**Task requirements:**
One line at a time, check the entries below for the word "JSON", and copy each line that has it.

Excerpts from an interface dataset:
_ _ _

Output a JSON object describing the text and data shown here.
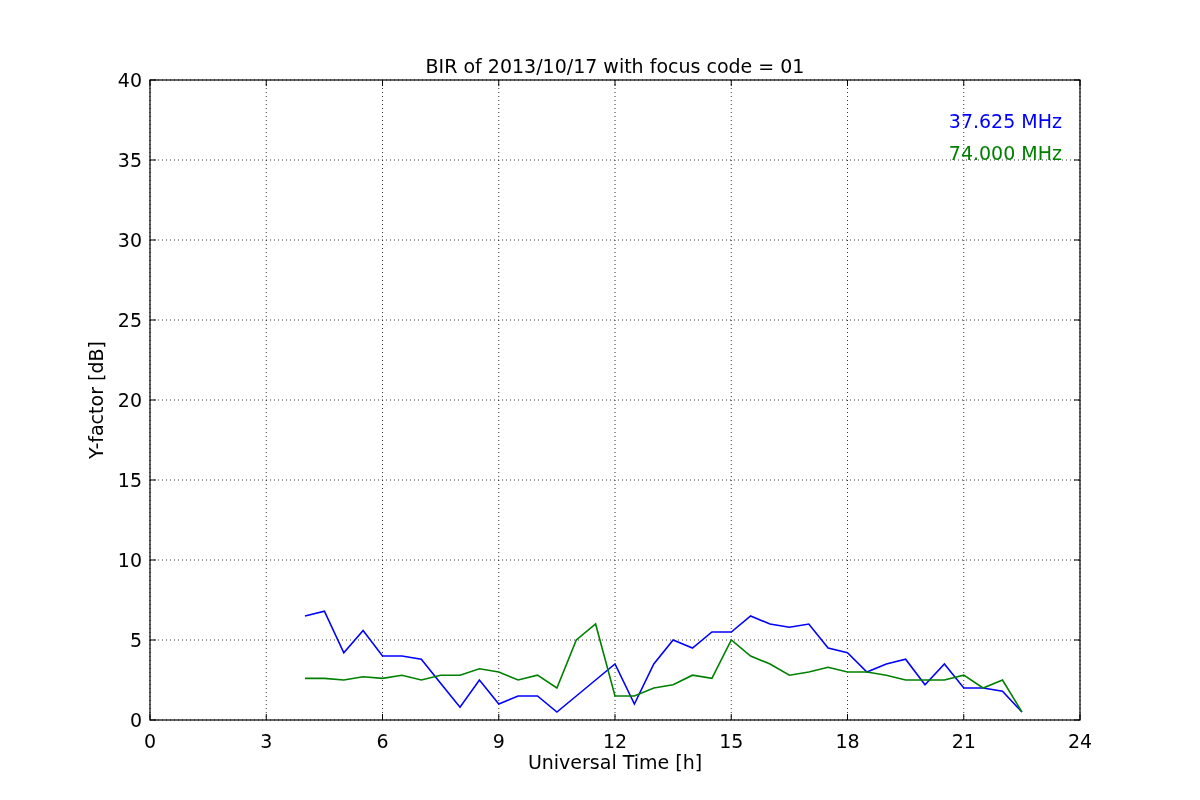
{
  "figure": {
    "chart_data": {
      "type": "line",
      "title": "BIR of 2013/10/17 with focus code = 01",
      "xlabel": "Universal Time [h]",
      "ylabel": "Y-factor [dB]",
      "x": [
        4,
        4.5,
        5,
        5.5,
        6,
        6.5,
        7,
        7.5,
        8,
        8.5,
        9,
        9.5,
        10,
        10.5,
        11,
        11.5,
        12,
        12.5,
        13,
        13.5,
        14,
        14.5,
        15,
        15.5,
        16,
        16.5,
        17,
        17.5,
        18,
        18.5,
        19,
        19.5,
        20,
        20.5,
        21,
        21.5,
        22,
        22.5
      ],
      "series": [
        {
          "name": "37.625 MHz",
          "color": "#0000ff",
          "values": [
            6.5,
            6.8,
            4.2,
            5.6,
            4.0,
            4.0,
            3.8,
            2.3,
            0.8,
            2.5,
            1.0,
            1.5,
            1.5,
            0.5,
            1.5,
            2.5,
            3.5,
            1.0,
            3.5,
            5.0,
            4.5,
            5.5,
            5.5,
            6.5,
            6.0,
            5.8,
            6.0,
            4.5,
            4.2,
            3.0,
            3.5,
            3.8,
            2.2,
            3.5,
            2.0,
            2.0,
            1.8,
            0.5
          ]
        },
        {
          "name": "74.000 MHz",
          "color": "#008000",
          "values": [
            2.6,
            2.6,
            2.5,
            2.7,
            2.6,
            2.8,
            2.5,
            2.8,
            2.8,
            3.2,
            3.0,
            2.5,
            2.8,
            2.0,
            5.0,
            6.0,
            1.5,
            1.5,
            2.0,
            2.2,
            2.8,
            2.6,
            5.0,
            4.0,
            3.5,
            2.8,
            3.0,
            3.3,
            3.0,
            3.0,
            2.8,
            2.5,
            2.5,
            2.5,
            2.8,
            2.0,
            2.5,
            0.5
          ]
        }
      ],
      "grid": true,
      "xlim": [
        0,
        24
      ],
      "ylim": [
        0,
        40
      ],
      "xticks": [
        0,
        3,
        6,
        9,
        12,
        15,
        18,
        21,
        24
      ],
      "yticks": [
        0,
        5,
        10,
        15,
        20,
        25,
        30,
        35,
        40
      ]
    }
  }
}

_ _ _

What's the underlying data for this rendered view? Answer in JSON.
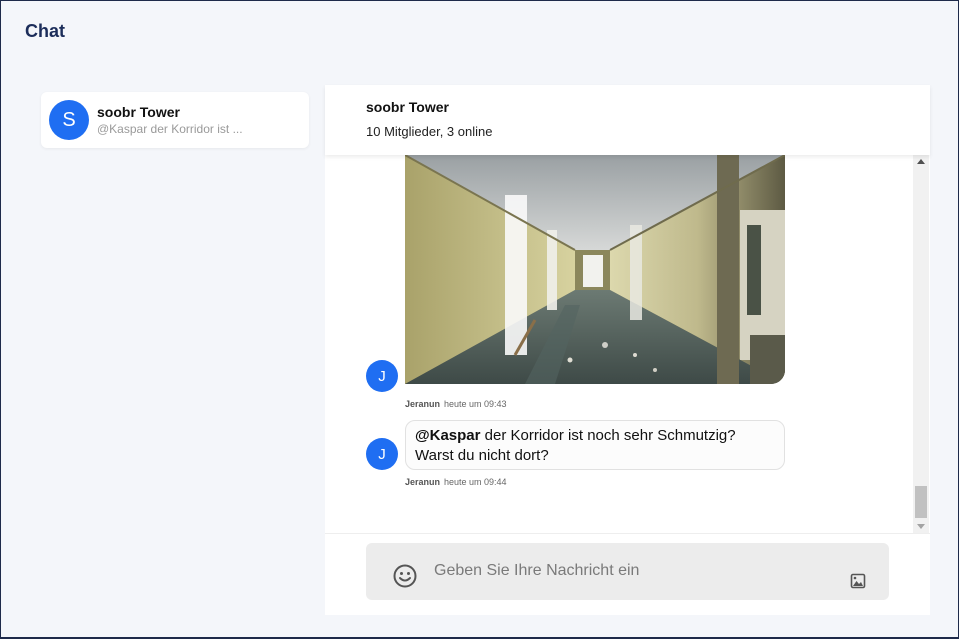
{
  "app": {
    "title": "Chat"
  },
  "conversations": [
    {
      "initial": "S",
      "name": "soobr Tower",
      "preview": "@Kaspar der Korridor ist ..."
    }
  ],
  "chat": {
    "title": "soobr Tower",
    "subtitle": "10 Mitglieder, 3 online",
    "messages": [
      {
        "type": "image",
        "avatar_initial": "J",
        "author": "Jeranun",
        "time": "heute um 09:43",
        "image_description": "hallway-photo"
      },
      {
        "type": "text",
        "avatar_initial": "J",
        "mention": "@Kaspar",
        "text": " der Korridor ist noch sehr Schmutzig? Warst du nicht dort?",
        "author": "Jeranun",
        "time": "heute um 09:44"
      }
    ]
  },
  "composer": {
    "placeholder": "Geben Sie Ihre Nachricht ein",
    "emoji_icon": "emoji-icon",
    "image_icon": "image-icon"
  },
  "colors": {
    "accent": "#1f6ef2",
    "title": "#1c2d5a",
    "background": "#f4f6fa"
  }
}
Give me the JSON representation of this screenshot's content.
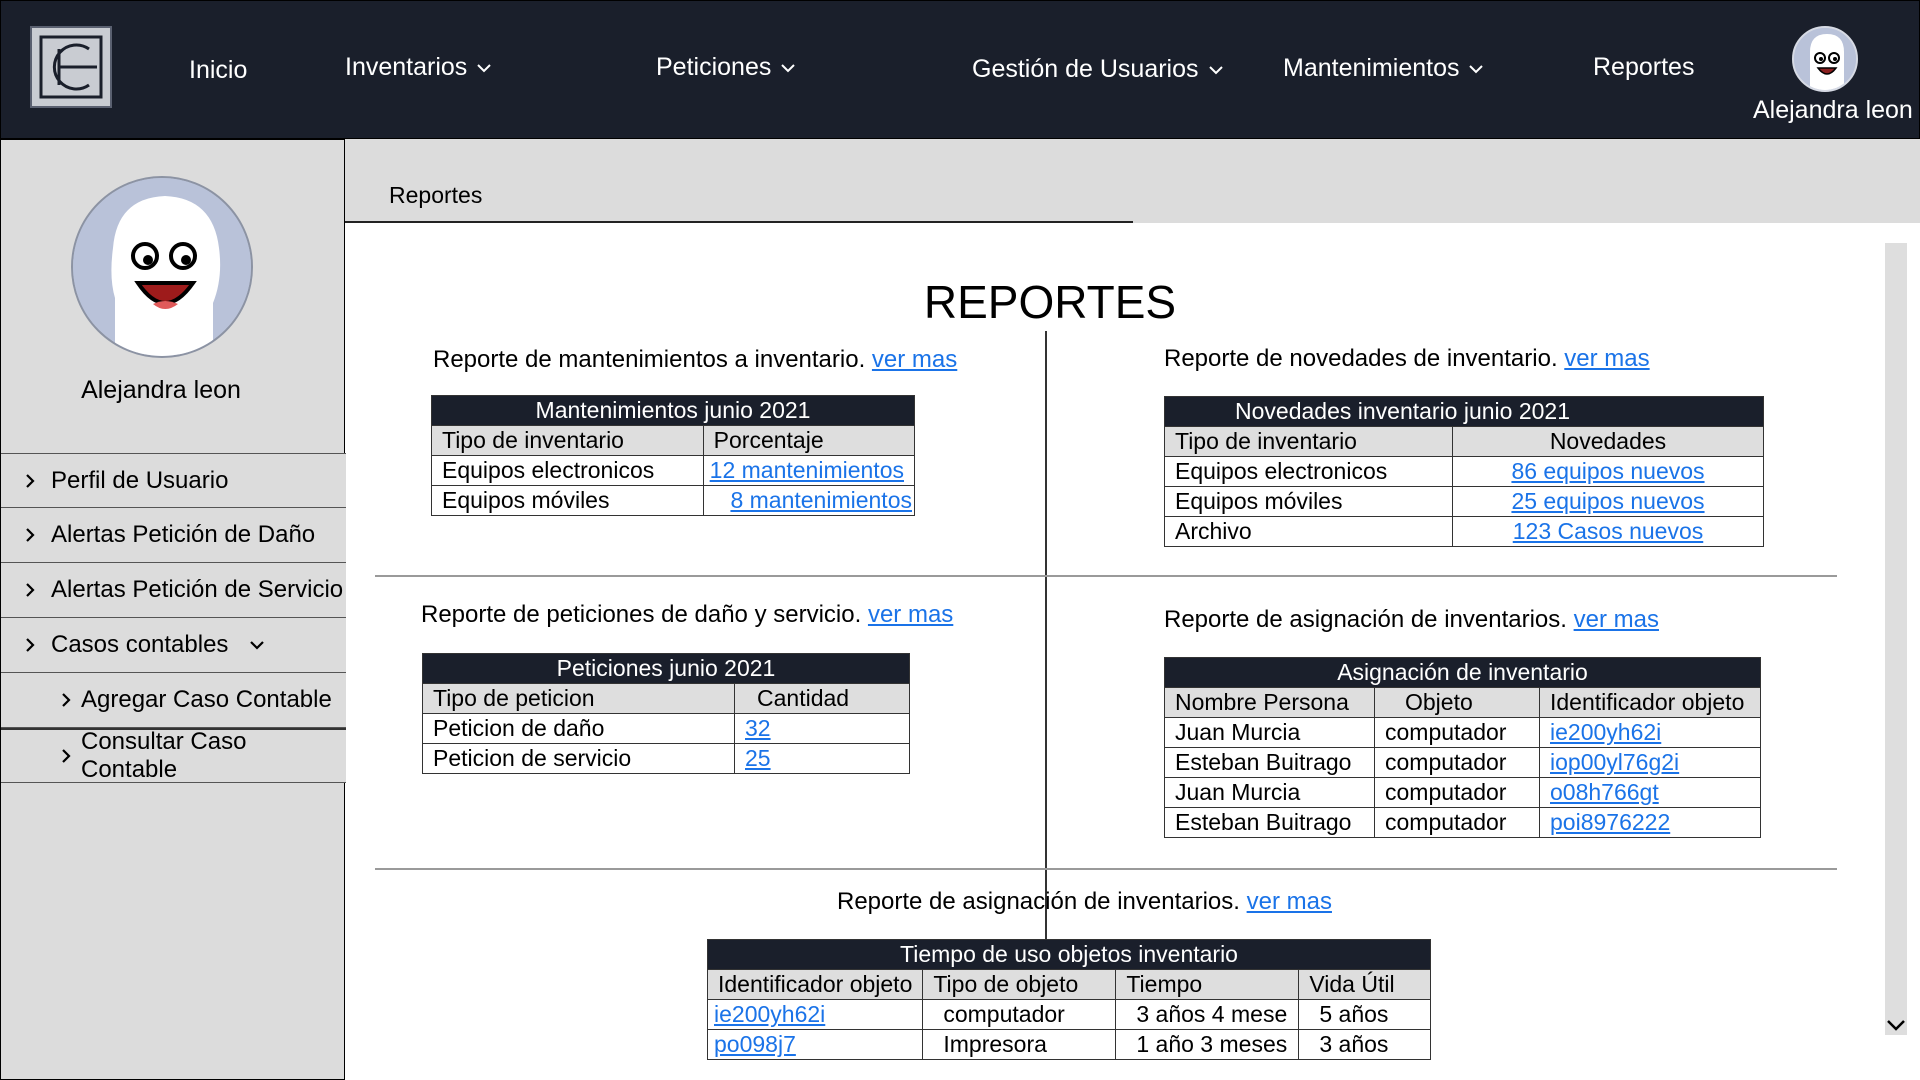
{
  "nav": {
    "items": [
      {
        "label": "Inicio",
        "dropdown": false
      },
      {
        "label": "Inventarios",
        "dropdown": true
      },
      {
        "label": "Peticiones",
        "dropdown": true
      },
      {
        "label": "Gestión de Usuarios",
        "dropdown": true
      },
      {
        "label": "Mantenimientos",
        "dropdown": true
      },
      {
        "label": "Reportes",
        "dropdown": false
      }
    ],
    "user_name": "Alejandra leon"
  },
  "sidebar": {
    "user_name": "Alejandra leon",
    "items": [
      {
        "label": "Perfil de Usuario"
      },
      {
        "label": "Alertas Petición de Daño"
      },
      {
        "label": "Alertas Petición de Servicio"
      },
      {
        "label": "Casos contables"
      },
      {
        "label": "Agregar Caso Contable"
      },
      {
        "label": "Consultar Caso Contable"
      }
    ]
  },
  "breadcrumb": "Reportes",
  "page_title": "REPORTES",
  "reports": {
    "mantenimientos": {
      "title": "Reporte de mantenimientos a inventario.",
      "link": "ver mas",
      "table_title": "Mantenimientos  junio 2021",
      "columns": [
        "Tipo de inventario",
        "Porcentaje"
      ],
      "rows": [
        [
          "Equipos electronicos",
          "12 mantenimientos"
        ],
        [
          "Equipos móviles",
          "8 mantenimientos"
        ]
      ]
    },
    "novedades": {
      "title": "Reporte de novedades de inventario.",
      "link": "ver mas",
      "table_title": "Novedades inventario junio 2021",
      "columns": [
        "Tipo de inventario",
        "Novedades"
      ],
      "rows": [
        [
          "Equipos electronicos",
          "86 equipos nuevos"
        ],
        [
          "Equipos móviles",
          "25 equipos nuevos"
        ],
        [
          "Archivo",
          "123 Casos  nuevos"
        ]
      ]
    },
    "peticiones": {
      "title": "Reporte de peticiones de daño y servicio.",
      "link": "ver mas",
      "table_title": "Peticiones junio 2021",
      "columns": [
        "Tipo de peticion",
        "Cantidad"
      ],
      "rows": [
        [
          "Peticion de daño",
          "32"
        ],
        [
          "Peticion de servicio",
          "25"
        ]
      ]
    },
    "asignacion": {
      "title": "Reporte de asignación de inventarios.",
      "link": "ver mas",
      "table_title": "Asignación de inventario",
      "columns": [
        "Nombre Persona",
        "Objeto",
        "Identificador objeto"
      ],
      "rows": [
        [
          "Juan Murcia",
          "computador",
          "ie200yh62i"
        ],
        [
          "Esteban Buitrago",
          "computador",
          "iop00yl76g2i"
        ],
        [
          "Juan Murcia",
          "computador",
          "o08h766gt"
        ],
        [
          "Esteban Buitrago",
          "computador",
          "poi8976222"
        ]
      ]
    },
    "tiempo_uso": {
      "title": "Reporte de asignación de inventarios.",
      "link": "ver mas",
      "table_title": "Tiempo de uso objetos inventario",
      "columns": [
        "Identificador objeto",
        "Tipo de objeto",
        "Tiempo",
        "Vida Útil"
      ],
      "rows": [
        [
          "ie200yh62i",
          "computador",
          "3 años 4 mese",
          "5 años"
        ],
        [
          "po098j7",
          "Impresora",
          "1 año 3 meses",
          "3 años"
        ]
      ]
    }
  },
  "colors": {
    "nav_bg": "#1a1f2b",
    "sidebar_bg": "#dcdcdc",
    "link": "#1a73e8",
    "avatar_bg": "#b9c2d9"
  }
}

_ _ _

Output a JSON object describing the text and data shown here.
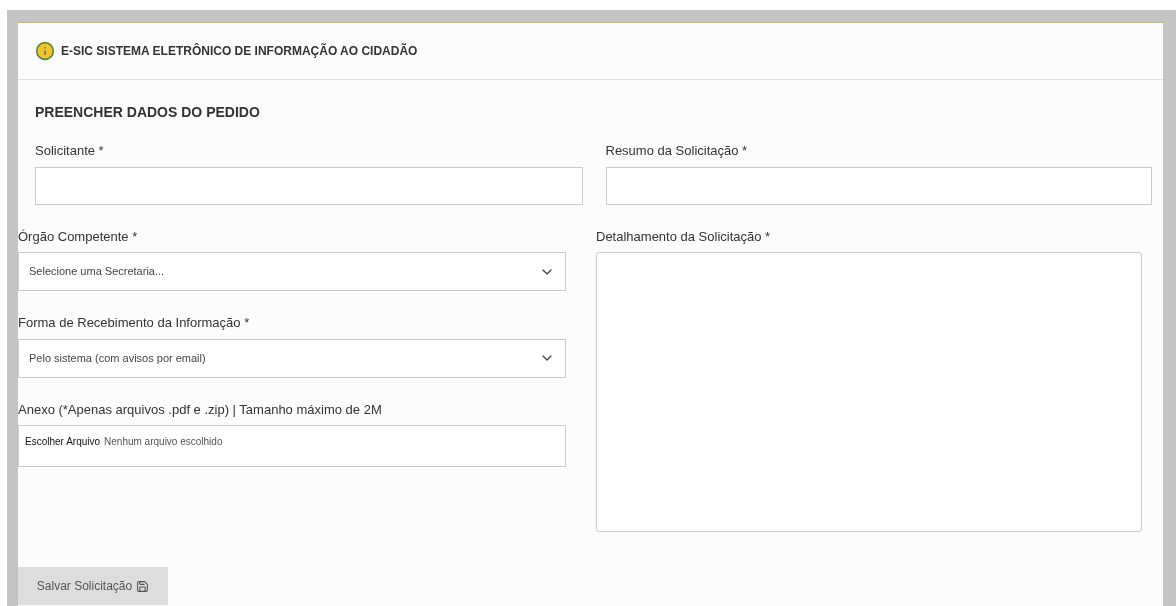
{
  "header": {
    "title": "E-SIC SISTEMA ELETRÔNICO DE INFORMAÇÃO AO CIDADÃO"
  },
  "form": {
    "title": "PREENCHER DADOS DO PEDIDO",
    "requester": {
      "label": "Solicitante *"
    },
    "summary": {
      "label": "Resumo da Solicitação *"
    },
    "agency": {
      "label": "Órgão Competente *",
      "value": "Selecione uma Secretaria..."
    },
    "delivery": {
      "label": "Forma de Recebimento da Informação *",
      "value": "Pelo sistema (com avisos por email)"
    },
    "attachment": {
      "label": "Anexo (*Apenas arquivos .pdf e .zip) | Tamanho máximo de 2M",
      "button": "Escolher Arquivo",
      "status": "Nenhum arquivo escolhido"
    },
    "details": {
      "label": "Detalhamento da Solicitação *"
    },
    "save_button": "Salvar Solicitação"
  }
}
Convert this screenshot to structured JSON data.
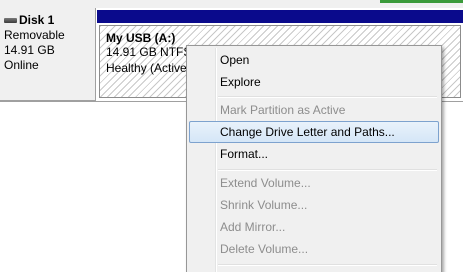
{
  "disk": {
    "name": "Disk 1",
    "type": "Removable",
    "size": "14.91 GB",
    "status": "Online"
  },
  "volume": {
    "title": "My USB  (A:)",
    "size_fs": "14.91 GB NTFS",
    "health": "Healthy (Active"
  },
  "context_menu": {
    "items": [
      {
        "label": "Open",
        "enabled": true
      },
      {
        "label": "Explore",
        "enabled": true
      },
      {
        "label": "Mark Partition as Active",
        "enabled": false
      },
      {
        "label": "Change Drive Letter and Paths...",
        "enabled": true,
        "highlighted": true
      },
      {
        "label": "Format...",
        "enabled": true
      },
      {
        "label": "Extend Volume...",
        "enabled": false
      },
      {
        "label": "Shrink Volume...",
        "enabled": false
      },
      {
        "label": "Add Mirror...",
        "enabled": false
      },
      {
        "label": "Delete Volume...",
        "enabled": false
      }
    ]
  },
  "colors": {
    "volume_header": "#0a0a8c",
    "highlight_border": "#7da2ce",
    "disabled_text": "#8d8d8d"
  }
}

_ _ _

**Exercise result:**
Output a JSON object describing the text and data shown here.
What's the underlying data for this rendered view? Answer in JSON.
Give me the JSON representation of this screenshot's content.
Output a JSON object describing the text and data shown here.
Convert this screenshot to structured JSON data.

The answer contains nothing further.